Think of ITIL as your conscience. Or your Mum.
- You really ought to be analysing UCs to ensure they match up with your SLA commitments
- All calls should be recorded
- perform a post-implementation analysis of failed changes
- how can you allow production changes that have no backout plan?
- there's no use promising availability levels if you can't measure them
- it is a good idea to define clearly what you actually do, in terms that those paying for it can relate to
- capture all proposals for new systems and prioritise them else you'll be swamped
- governance of IT happens outside IT - who's giving you direction?
- it is a good idea to think about how you will handle major incidents before they happen
- IT disaster recovery planning is pointless unless done in the context of business continuity
- clean your teeth
ITIL is a reference framework: we can use it as a reference against which to compare ourselves in order to see where there are gaps, where we could do better.
If your developers are charging into production in an uncontrolled manner without forewarning and training the users and without checking for clashes with changes to underpinning systems (the short name for that is "Agile"); if nobody knows exactly how much work your helpdesk does in a day; if you have too many outages or failed changes; if your suppliers ride roughshod over you because nobody holds them accountable; if nobody is settign policy around what users and business units can buy; if nobody in the business can tell you what is your most important service... if you need to improve your IT management then guess what: that is going to involve extra work.
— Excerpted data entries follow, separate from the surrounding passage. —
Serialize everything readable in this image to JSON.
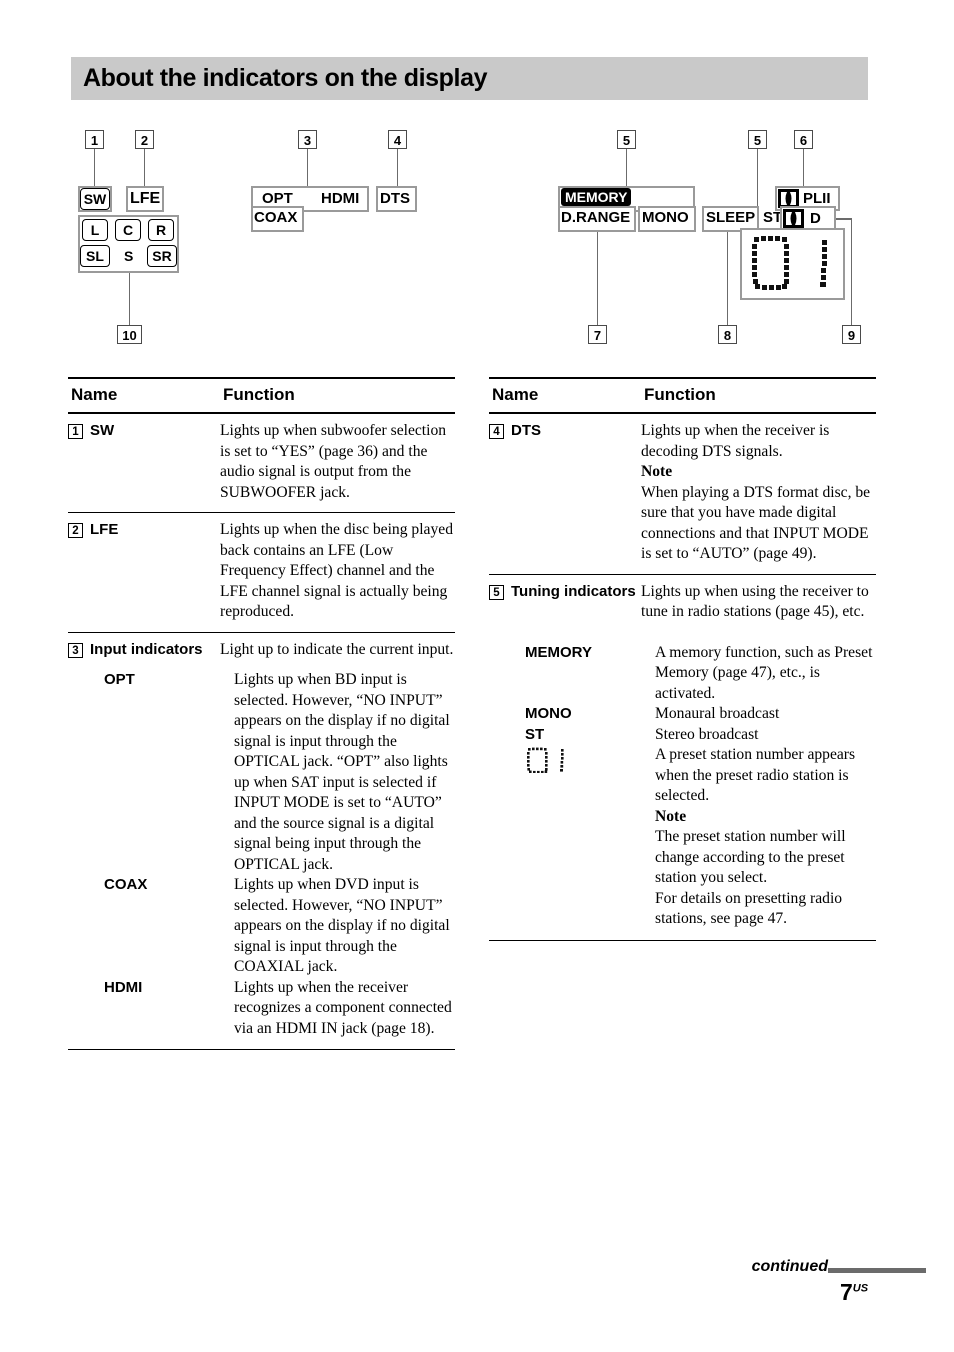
{
  "page": {
    "heading": "About the indicators on the display",
    "footer_continued": "continued",
    "footer_page_number": "7",
    "footer_page_suffix": "US"
  },
  "diagram_left": {
    "callouts": [
      {
        "id": "c1",
        "label": "1"
      },
      {
        "id": "c2",
        "label": "2"
      },
      {
        "id": "c3",
        "label": "3"
      },
      {
        "id": "c4",
        "label": "4"
      },
      {
        "id": "c10",
        "label": "10"
      }
    ],
    "indicators": {
      "sw": "SW",
      "lfe": "LFE",
      "l": "L",
      "c": "C",
      "r": "R",
      "sl": "SL",
      "s": "S",
      "sr": "SR",
      "opt": "OPT",
      "coax": "COAX",
      "hdmi": "HDMI",
      "dts": "DTS"
    }
  },
  "diagram_right": {
    "callouts": [
      {
        "id": "c5a",
        "label": "5"
      },
      {
        "id": "c5b",
        "label": "5"
      },
      {
        "id": "c6",
        "label": "6"
      },
      {
        "id": "c7",
        "label": "7"
      },
      {
        "id": "c8",
        "label": "8"
      },
      {
        "id": "c9",
        "label": "9"
      }
    ],
    "indicators": {
      "memory": "MEMORY",
      "d_range": "D.RANGE",
      "mono": "MONO",
      "sleep": "SLEEP",
      "st": "ST",
      "plii": "PLII",
      "dolby_d": "D",
      "preset_number": "01"
    }
  },
  "table_left": {
    "header": {
      "name": "Name",
      "function": "Function"
    },
    "rows": [
      {
        "num": "1",
        "name": "SW",
        "function": "Lights up when subwoofer selection is set to “YES” (page 36) and the audio signal is output from the SUBWOOFER jack."
      },
      {
        "num": "2",
        "name": "LFE",
        "function": "Lights up when the disc being played back contains an LFE (Low Frequency Effect) channel and the LFE channel signal is actually being reproduced."
      },
      {
        "num": "3",
        "name": "Input indicators",
        "function": "Light up to indicate the current input.",
        "sub": [
          {
            "name": "OPT",
            "function": "Lights up when BD input is selected. However, “NO INPUT” appears on the display if no digital signal is input through the OPTICAL jack. “OPT” also lights up when SAT input is selected if INPUT MODE is set to “AUTO” and the source signal is a digital signal being input through the OPTICAL jack."
          },
          {
            "name": "COAX",
            "function": "Lights up when DVD input is selected. However, “NO INPUT” appears on the display if no digital signal is input through the COAXIAL jack."
          },
          {
            "name": "HDMI",
            "function": "Lights up when the receiver recognizes a component connected via an HDMI IN jack (page 18)."
          }
        ]
      }
    ]
  },
  "table_right": {
    "header": {
      "name": "Name",
      "function": "Function"
    },
    "rows": [
      {
        "num": "4",
        "name": "DTS",
        "function_line1": "Lights up when the receiver is decoding DTS signals.",
        "note_label": "Note",
        "function_line2": "When playing a DTS format disc, be sure that you have made digital connections and that INPUT MODE is set to “AUTO” (page 49)."
      },
      {
        "num": "5",
        "name": "Tuning indicators",
        "function": "Lights up when using the receiver to tune in radio stations (page 45), etc.",
        "sub": [
          {
            "name": "MEMORY",
            "function": "A memory function, such as Preset Memory (page 47), etc., is activated."
          },
          {
            "name": "MONO",
            "function": "Monaural broadcast"
          },
          {
            "name": "ST",
            "function": "Stereo broadcast"
          },
          {
            "name": "preset-digits-icon",
            "function": "A preset station number appears when the preset radio station is selected.",
            "note_label": "Note",
            "note_text": "The preset station number will change according to the preset station you select.",
            "extra_text": "For details on presetting radio stations, see page 47."
          }
        ]
      }
    ]
  }
}
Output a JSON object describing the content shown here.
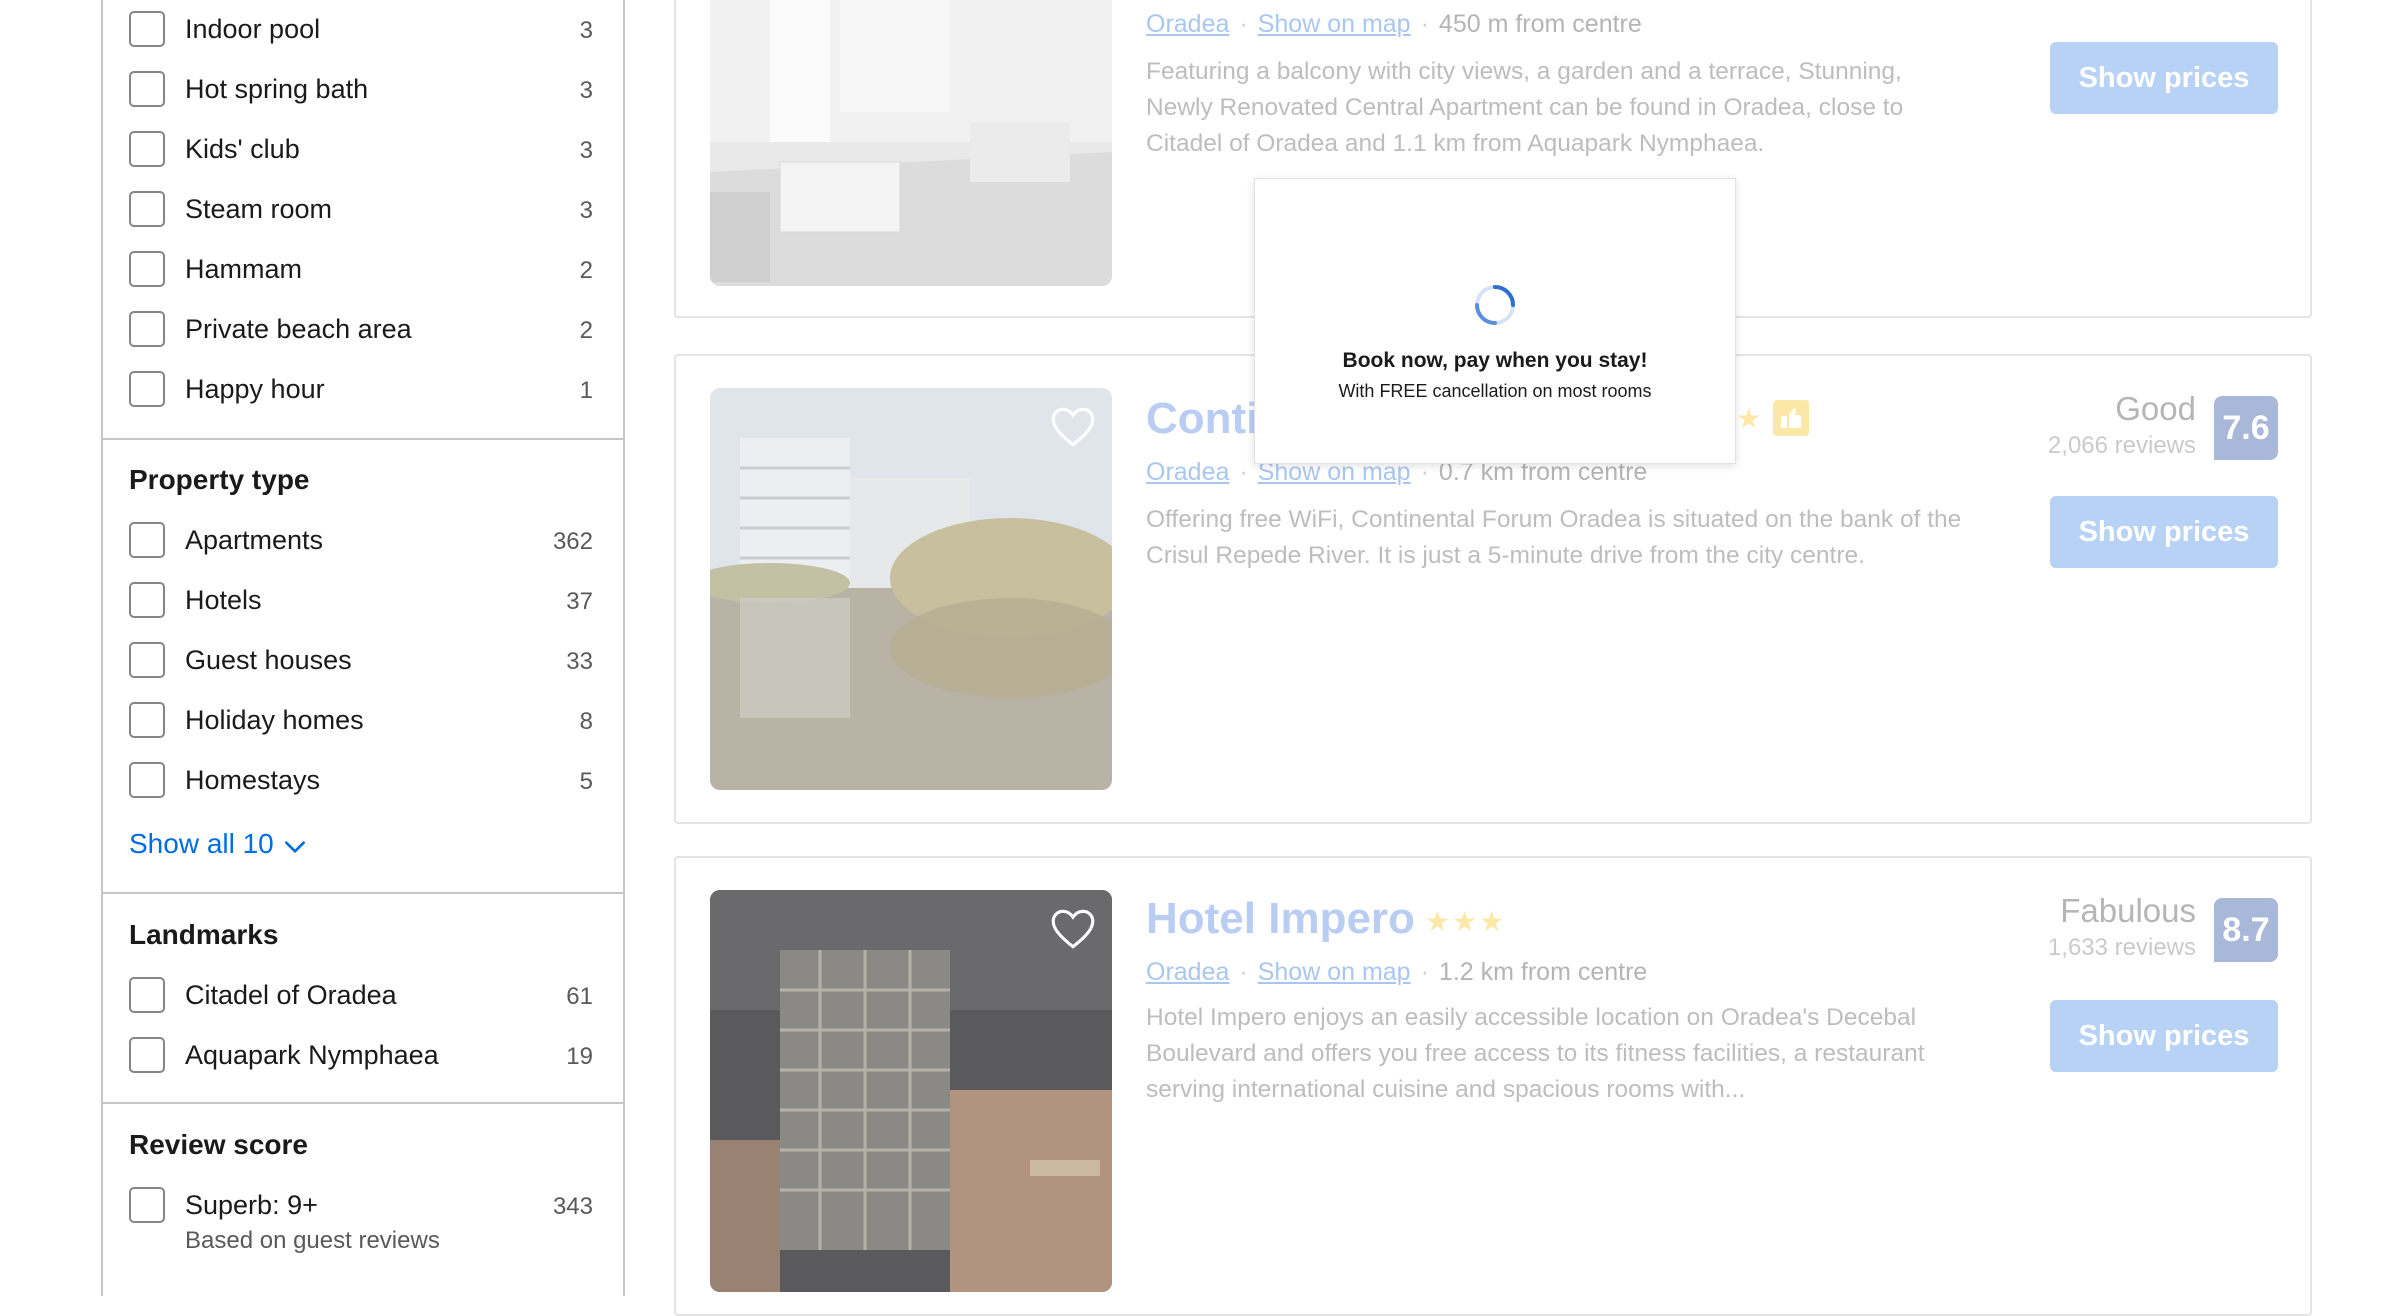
{
  "sidebar": {
    "facilities": [
      {
        "label": "Indoor pool",
        "count": "3"
      },
      {
        "label": "Hot spring bath",
        "count": "3"
      },
      {
        "label": "Kids' club",
        "count": "3"
      },
      {
        "label": "Steam room",
        "count": "3"
      },
      {
        "label": "Hammam",
        "count": "2"
      },
      {
        "label": "Private beach area",
        "count": "2"
      },
      {
        "label": "Happy hour",
        "count": "1"
      }
    ],
    "property_type": {
      "title": "Property type",
      "items": [
        {
          "label": "Apartments",
          "count": "362"
        },
        {
          "label": "Hotels",
          "count": "37"
        },
        {
          "label": "Guest houses",
          "count": "33"
        },
        {
          "label": "Holiday homes",
          "count": "8"
        },
        {
          "label": "Homestays",
          "count": "5"
        }
      ],
      "show_all": "Show all 10"
    },
    "landmarks": {
      "title": "Landmarks",
      "items": [
        {
          "label": "Citadel of Oradea",
          "count": "61"
        },
        {
          "label": "Aquapark Nymphaea",
          "count": "19"
        }
      ]
    },
    "review_score": {
      "title": "Review score",
      "items": [
        {
          "label": "Superb: 9+",
          "count": "343",
          "sub": "Based on guest reviews"
        }
      ]
    }
  },
  "results": [
    {
      "title": "",
      "city": "Oradea",
      "map_link": "Show on map",
      "distance": "450 m from centre",
      "description": "Featuring a balcony with city views, a garden and a terrace, Stunning, Newly Renovated Central Apartment can be found in Oradea, close to Citadel of Oradea and 1.1 km from Aquapark Nymphaea.",
      "button": "Show prices"
    },
    {
      "title": "Conti",
      "stars": "★",
      "city": "Oradea",
      "map_link": "Show on map",
      "distance": "0.7 km from centre",
      "description": "Offering free WiFi, Continental Forum Oradea is situated on the bank of the Crisul Repede River. It is just a 5-minute drive from the city centre.",
      "score_word": "Good",
      "reviews": "2,066 reviews",
      "score": "7.6",
      "button": "Show prices"
    },
    {
      "title": "Hotel Impero",
      "stars": "★★★",
      "city": "Oradea",
      "map_link": "Show on map",
      "distance": "1.2 km from centre",
      "description": "Hotel Impero enjoys an easily accessible location on Oradea's Decebal Boulevard and offers you free access to its fitness facilities, a restaurant serving international cuisine and spacious rooms with...",
      "score_word": "Fabulous",
      "reviews": "1,633 reviews",
      "score": "8.7",
      "button": "Show prices"
    }
  ],
  "popup": {
    "title": "Book now, pay when you stay!",
    "subtitle": "With FREE cancellation on most rooms"
  },
  "colors": {
    "link": "#006ce4",
    "badge_faded": "#a9b7d9",
    "button_faded": "#b7d2f4",
    "spinner": "#2d6fd1"
  }
}
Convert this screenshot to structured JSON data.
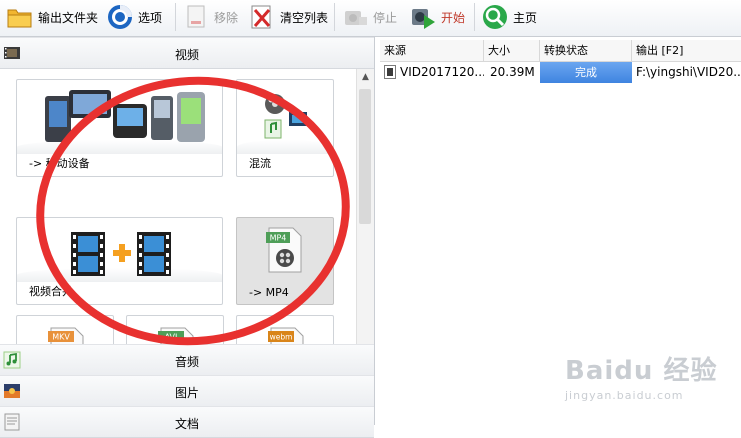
{
  "toolbar": {
    "output_folder": "输出文件夹",
    "options": "选项",
    "remove": "移除",
    "clear_list": "清空列表",
    "stop": "停止",
    "start": "开始",
    "home": "主页",
    "start_color": "#c0392b"
  },
  "categories": {
    "video": "视频",
    "audio": "音频",
    "image": "图片",
    "document": "文档"
  },
  "tiles": [
    {
      "label": "-> 移动设备",
      "icon": "mobile-devices-icon"
    },
    {
      "label": "混流",
      "icon": "mux-icon"
    },
    {
      "label": "视频合并",
      "icon": "video-joiner-icon"
    },
    {
      "label": "-> MP4",
      "icon": "mp4-file-icon",
      "badge": "MP4"
    },
    {
      "label": "",
      "icon": "mkv-file-icon",
      "badge": "MKV"
    },
    {
      "label": "",
      "icon": "avi-file-icon",
      "badge": "AVI"
    },
    {
      "label": "",
      "icon": "webm-file-icon",
      "badge": "webm"
    }
  ],
  "table": {
    "columns": [
      "来源",
      "大小",
      "转换状态",
      "输出 [F2]"
    ],
    "rows": [
      {
        "source": "VID2017120...",
        "size": "20.39M",
        "status": "完成",
        "output": "F:\\yingshi\\VID20..."
      }
    ]
  },
  "watermark": {
    "main": "Baidu 经验",
    "sub": "jingyan.baidu.com"
  },
  "colors": {
    "annotation_circle": "#e8312f",
    "status_fill": "#4a8fe6"
  }
}
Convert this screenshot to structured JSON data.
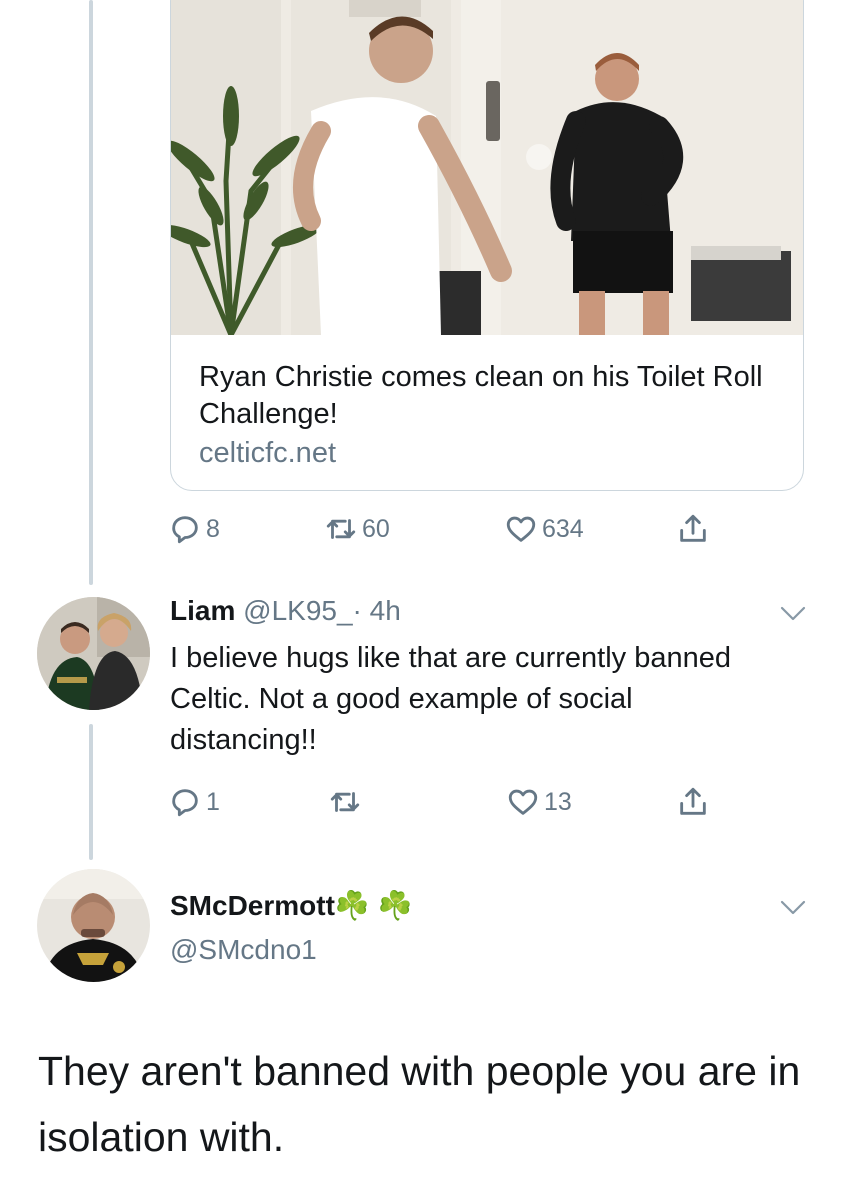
{
  "link_card": {
    "title": "Ryan Christie comes clean on his Toilet Roll Challenge!",
    "domain": "celticfc.net"
  },
  "tweet1_actions": {
    "replies": "8",
    "retweets": "60",
    "likes": "634"
  },
  "reply": {
    "name": "Liam",
    "handle": "@LK95_",
    "separator": "·",
    "time": "4h",
    "text": "I believe hugs like that are currently banned Celtic. Not a good example of social distancing!!",
    "replies": "1",
    "retweets": "",
    "likes": "13"
  },
  "main_tweet": {
    "name": "SMcDermott",
    "emoji": "☘️ ☘️",
    "handle": "@SMcdno1",
    "text": "They aren't banned with people you are in isolation with."
  },
  "colors": {
    "secondary_text": "#657786",
    "thread_line": "#ccd6dd",
    "border": "#ccd6dd"
  },
  "icons": [
    "reply-icon",
    "retweet-icon",
    "like-icon",
    "share-icon",
    "chevron-down-icon",
    "shamrock-icon"
  ]
}
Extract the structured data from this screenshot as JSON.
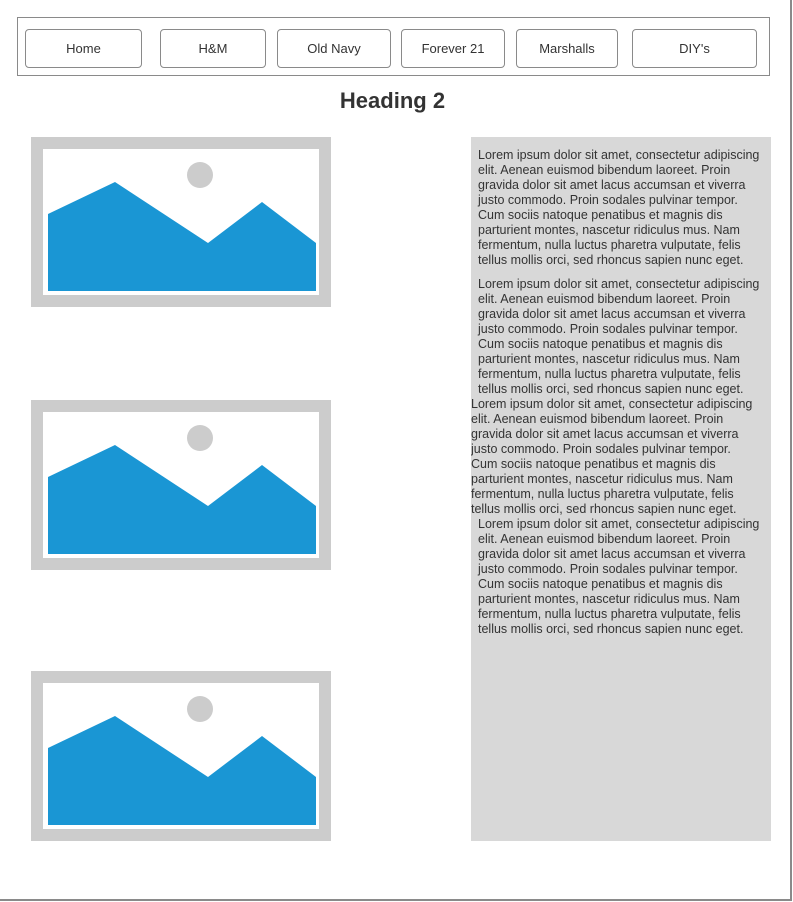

Somebody will need to do more.
Oh sure there are efficiency gains when you reduce rework, duplication and failure. But in the real world these are usually swamped by the increased workload of doing things that were never done before, or doing things better.
ITIL doesn't slow things down. Thinking about what you are doing slows things down. Writing down what you plan to do and what you actually did slows things down. Communicating and collaborating with other affected parties slows things down. Checking that you are not endangering the viability of the company slows things down. Performing the due diligence so that the Board of Directors can sign off their Sarbanes-Oxley commitments slows things down.
ITIL doesn't get in the way. Messy reality gets in the way of tech fantasy oversimplification. Our responsibilities to protect the company assets gets in the way of new toys. Our need to compensate for poor governance and policy gets in the way of nimble decision making. Unscrupulous vendor marketing gets in the way of building a consistent IT architecture.
ITIL doesn't add overhead. Reducing risk adds overhead. Increasing efficiency - ironically - also adds overhead. Improving quality adds overhead. Adding new systems and capabilities adds overhead. And of course increasing value adds overhead.
This "ITIL slows things down" crap is immature whining from tech cowboys who don't understand business. ITIL (or ITSM in general) isn't some extra optional accessory to the conduct of IT. ITIL (or COBIT or...) is a set of nagging reminders of all the things you ought to be paying attention to if you were doing your job properly. Real professionals are grateful for that.